Normally, we leave Nanny of the Month honors to Reason.com for scouring the country to find the most intrusive, ridiculous and unneeded intrusions into personal and/or business affairs be it at the federal, state or local level.
This month, however, we are taking the reins in recognizing the city of Monterey Park as Beers with Demo’s recipient as Nanny of the Month.
Years ago, we wrote a letter to the L.A. Times which was re-printed in their Op-Ed section later that week in which we derided the Times Opinion page for coming down in favor an area city’s efforts to require banks to provide bi-lingual signage.
Different decade, same issue:
From NBC4 Southern California:
The City Council in Monterey Park has unanimously voted to require businesses to put up bilingual signs, sparking controversy in a community that has a large Chinese-American population.
Under the rule, business owners must put at least one sign up that uses the “modern Latin alphabet,” since forcing stores to put up specifically English signs isn’t allowed, according to the council agenda.
Some residents don’t believe stores should be forced to put up signs.
“I think this should be (an) option,” said John Chen, a longtime resident of Monterey Park, citing freedom of speech.
Though the preliminary vote was unanimous, one council member is already reconsidering his vote.
“After speaking to the community and getting into it a little bit more, I’ve come to the realization that we really don’t any urgency (for this),” said Monterey Park City Councilman Hans Liang.
Monterey Park is 48 percent Chinese, according to the 2010 United States Census. Most of the businesses already have signs in both languages, according to Liang.

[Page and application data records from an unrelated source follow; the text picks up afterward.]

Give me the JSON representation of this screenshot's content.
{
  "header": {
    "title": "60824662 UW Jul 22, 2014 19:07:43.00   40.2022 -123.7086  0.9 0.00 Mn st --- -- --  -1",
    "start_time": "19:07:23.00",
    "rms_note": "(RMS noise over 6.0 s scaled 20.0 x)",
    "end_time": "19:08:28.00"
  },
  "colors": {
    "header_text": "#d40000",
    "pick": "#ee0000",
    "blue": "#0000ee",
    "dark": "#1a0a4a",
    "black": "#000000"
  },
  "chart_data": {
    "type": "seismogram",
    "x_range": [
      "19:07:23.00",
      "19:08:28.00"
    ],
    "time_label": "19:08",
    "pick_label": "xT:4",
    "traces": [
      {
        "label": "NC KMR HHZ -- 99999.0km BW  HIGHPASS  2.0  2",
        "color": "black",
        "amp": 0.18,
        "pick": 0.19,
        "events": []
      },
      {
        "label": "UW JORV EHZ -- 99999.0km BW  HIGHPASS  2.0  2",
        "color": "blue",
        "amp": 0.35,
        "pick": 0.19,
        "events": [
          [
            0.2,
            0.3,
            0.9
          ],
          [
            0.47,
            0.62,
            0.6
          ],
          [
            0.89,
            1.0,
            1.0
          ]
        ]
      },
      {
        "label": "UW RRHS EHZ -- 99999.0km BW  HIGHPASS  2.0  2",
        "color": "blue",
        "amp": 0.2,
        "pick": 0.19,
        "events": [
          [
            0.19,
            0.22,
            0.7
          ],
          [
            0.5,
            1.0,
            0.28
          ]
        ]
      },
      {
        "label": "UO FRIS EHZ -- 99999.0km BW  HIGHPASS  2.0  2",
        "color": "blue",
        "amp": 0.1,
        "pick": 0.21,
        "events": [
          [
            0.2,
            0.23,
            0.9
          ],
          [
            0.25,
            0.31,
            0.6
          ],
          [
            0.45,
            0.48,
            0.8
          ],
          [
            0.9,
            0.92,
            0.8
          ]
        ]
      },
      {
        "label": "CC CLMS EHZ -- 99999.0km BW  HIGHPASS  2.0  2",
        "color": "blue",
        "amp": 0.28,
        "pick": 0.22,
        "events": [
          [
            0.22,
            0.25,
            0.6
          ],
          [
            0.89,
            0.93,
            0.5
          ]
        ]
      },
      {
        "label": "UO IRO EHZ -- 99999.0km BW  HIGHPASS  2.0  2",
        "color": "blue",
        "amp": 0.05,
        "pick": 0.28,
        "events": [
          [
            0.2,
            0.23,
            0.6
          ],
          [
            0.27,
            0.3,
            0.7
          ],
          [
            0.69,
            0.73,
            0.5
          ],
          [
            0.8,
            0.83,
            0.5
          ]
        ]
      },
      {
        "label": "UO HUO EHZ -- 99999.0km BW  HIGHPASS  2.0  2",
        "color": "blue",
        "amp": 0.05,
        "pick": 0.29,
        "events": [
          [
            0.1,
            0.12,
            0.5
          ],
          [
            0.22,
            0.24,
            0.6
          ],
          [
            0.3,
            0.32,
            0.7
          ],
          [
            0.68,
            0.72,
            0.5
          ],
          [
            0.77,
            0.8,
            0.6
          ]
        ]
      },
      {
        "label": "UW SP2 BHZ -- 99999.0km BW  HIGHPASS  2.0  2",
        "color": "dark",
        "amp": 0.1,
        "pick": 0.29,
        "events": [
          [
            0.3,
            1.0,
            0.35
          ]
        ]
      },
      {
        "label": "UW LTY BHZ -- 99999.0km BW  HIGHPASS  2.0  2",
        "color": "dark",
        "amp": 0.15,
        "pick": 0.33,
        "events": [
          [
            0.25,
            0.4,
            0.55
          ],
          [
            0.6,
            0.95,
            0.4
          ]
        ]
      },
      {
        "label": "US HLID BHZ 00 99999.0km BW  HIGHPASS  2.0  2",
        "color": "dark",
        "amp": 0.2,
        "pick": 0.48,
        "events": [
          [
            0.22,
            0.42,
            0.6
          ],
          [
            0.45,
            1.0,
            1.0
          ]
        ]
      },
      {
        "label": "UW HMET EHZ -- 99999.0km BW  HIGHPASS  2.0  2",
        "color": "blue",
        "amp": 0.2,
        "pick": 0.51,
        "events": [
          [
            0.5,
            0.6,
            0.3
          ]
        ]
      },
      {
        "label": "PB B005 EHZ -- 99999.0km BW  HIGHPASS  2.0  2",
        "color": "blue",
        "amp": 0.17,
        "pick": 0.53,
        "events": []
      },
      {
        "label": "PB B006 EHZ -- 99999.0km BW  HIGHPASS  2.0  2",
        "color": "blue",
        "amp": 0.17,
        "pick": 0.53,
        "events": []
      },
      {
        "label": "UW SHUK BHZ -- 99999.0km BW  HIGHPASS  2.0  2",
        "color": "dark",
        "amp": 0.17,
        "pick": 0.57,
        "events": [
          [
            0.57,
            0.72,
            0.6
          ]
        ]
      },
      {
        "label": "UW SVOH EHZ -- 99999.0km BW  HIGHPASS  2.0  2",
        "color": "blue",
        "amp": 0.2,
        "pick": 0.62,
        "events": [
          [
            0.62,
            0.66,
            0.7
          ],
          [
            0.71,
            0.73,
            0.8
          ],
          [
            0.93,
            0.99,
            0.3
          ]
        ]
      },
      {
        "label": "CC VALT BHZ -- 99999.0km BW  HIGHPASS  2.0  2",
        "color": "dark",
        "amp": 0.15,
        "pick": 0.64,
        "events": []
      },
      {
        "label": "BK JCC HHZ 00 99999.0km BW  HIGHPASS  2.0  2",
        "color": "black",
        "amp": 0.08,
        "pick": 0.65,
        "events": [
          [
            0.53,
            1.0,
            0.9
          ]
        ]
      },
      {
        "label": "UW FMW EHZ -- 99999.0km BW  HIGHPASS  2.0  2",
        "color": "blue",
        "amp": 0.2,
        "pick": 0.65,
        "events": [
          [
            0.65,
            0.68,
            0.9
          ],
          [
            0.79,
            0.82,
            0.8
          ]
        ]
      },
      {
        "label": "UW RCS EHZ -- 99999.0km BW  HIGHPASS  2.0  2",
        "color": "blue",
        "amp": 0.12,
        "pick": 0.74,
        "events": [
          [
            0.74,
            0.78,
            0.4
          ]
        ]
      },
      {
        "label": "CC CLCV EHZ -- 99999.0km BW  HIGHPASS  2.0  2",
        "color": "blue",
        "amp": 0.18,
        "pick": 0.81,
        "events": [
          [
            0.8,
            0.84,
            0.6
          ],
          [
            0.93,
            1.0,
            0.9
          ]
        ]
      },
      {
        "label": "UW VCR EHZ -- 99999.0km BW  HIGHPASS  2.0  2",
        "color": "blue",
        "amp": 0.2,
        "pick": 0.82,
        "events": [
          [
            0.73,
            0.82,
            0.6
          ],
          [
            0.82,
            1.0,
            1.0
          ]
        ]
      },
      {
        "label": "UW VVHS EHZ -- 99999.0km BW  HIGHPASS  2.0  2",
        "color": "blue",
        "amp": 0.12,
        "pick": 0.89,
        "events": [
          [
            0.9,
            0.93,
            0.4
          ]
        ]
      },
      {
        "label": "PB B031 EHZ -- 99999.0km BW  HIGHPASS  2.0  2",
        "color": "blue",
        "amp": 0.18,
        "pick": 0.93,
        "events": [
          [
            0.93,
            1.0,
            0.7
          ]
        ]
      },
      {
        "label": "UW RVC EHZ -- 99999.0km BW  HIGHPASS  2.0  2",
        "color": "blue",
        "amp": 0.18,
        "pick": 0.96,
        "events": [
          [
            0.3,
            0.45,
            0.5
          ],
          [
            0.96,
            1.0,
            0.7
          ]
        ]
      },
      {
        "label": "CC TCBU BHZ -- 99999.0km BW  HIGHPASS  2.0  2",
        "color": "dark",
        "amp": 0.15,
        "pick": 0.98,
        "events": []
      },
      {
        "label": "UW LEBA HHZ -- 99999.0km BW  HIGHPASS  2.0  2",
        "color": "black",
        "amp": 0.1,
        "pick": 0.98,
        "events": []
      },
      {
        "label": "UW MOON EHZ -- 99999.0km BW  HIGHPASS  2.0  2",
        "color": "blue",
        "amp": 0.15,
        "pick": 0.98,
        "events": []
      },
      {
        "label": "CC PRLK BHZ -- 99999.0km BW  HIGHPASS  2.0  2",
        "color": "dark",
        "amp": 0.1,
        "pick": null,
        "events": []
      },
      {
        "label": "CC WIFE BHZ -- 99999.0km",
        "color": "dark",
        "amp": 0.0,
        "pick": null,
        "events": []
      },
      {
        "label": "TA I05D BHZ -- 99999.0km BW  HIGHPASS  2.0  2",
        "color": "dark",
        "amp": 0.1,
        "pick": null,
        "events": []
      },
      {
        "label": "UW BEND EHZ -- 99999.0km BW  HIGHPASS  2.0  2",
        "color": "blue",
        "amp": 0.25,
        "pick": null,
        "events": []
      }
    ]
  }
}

Reasons for enacting the rule include promoting economic development, public safety and facilitating public discussion, according to the agenda.
“Clear and simple signs are significant to the response times of both the police and fire departments,” the agenda read. “A distinguishable sign allows officers and firefighters to locate a business from a distance.”
Both the chief of police and the fire chief approved the city’s new regulation in the agenda.
The agenda also cited driver safety is another reason for the new law.
“Signs that are not distinguishable create unsafe road situations,” the agenda read. “Signs that clearly and quickly identify the type of business allow drivers to ignore secondary extraneous information.”
Before we dive into this, check out the faces and names of the council members of Monterey Park, here, who have decreed businesses carry Spanish language signage. Weird, huh?
First off, public safety angle does not make a lick of sense. How is forcing businesses to put up more signage going to be any less confusing to first responders. And can it be reasonably expected that the first responders be more proficient in English than Spanish or any other Asian language represented by the citizenry of Monterey Park? Sorry… the “public safety” angle is fast approaching the “it’s for the children” in terms of setting off our b.s. sensors.
The bottom line here is that we simply do not understand the logic of elected officials knowing what’s better for an individual small businesses’ health better than the owner of that small business. If the business owner implicitly or explicitly chooses to exclude a segment of that area’s populace in the choosing of the language of his signage, then we suspect he will be willing to face up to the economic impact of his choosing. He’ll figure it out… or he won’t – that should be his call for better or for worse. It's called the free market, gang - thou shalt be punished for crappy business decisions.
Down here in San Diego, the neighborhood of Clairemont Mesa is home to a large amount of Asian businesses many of which carry only Asian language signage. Yeah, it’s kind of a pain in the rear but we deal with it… or we don’t. Damned if some language barriers, however, are going to keep us away from some of that Korean Bar-B-Q they have up there.
As to the whole assimilation issue and a stronger community and more engaged citizenry through a common language concept, we’ll leave for another time.
Congratulations, Monterey Park, for winning Beers with Demo’s Nanny of the Month.